His father would often find him in places like behind the Indio mall and at fast food restaurants on Highway 111.
For years, Tim tried to get his son into treatment.
“I would tell him, 'Let's go to a 12-step program, let's go to a recovery, and I know you have been so many times but let's get you help,'” said Ted Campbell.
A few weeks ago Tim and his wife, Ronda Campbell, went on a trip and got the phone call that changed their lives forever.
"'He’s not waking up. He’s gone. I’m going to have to call you back.' And I know immediately then what had happened," said Tim Campbell.
Their son had died of a heroin overdose but it was not the son they thought it would be.
"It was just so overwhelming to me because I thought it was Dane. I thought it was going to be Dane. But it was Todd and he had four and a half years of clean time," said Tim Campbell.
Dane’s older brother Todd Campbell had also battled opioid addiction for years, but he was sober and living in Simi Valley with his wife while running a small business. At some point, without the family knowing, Todd had relapsed.
"He was hiding it and he didn’t want us to know. He had told his best friend 'do not tell us I am going to beat this thing,'" Ronda Campbell said.
The Campbell’s think they know why Todd did not survive.
"He went two weeks without using but when he used that night that took his life he didn’t decrease the dosage. Your body can’t take the same dosage and they don’t know this," Ronda Campbell said.
It’s a deadly and growing trend being seen across the country over the past decade.
Statics from the National Institute on Drug Abuse show a sharp rise in people dying from heroin overdoses. According to the Centers for Disease Control, from 2009 to 2013, 543 people in Riverside County died from opioid overdoses and 196 of those where from heroin.
"When he gets out he can not go back to using the same dosage or he will go to sleep and he won’t wake up," Ronda Campbell said.
The Campbell’s said they want to help other people here in the Coachella Valley dealing with opioid addiction so other families don’t have to suffer this tragedy and to have their loved ones become part of a growing statistic.

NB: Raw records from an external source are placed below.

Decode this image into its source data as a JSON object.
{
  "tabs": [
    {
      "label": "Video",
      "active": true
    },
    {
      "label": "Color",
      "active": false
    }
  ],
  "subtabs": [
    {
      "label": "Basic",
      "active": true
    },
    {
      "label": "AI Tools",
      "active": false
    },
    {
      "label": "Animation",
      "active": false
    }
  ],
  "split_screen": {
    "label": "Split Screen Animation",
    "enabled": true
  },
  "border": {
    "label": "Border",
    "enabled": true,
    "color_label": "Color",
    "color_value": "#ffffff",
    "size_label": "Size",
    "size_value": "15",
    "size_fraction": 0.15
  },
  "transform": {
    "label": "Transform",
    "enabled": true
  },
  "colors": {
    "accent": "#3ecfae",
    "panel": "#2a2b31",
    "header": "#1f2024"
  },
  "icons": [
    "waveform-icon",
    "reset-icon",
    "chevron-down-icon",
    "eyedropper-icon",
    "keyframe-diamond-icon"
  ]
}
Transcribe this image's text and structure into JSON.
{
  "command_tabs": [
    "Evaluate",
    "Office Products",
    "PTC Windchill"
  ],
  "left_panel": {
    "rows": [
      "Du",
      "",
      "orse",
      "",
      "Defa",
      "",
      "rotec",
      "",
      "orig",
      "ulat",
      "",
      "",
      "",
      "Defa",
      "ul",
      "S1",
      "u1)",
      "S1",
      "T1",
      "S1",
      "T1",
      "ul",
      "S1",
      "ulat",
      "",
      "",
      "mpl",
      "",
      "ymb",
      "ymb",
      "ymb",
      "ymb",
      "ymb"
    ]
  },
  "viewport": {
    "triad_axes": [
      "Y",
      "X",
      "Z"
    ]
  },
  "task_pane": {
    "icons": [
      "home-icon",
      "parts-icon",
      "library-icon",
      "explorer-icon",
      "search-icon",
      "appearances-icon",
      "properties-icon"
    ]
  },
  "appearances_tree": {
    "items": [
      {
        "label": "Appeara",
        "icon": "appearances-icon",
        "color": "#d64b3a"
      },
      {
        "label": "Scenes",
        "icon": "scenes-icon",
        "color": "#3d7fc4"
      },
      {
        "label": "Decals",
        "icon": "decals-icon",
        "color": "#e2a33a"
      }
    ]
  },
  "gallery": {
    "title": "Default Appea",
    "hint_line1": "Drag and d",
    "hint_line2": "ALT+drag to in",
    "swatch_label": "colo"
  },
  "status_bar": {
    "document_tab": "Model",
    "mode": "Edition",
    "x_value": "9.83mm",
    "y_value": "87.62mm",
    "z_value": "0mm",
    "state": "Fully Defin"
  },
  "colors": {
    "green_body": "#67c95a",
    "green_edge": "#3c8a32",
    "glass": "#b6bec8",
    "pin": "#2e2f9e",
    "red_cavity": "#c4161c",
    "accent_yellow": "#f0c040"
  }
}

Here is a list of resources people can use if they are struggling with heroin addiction.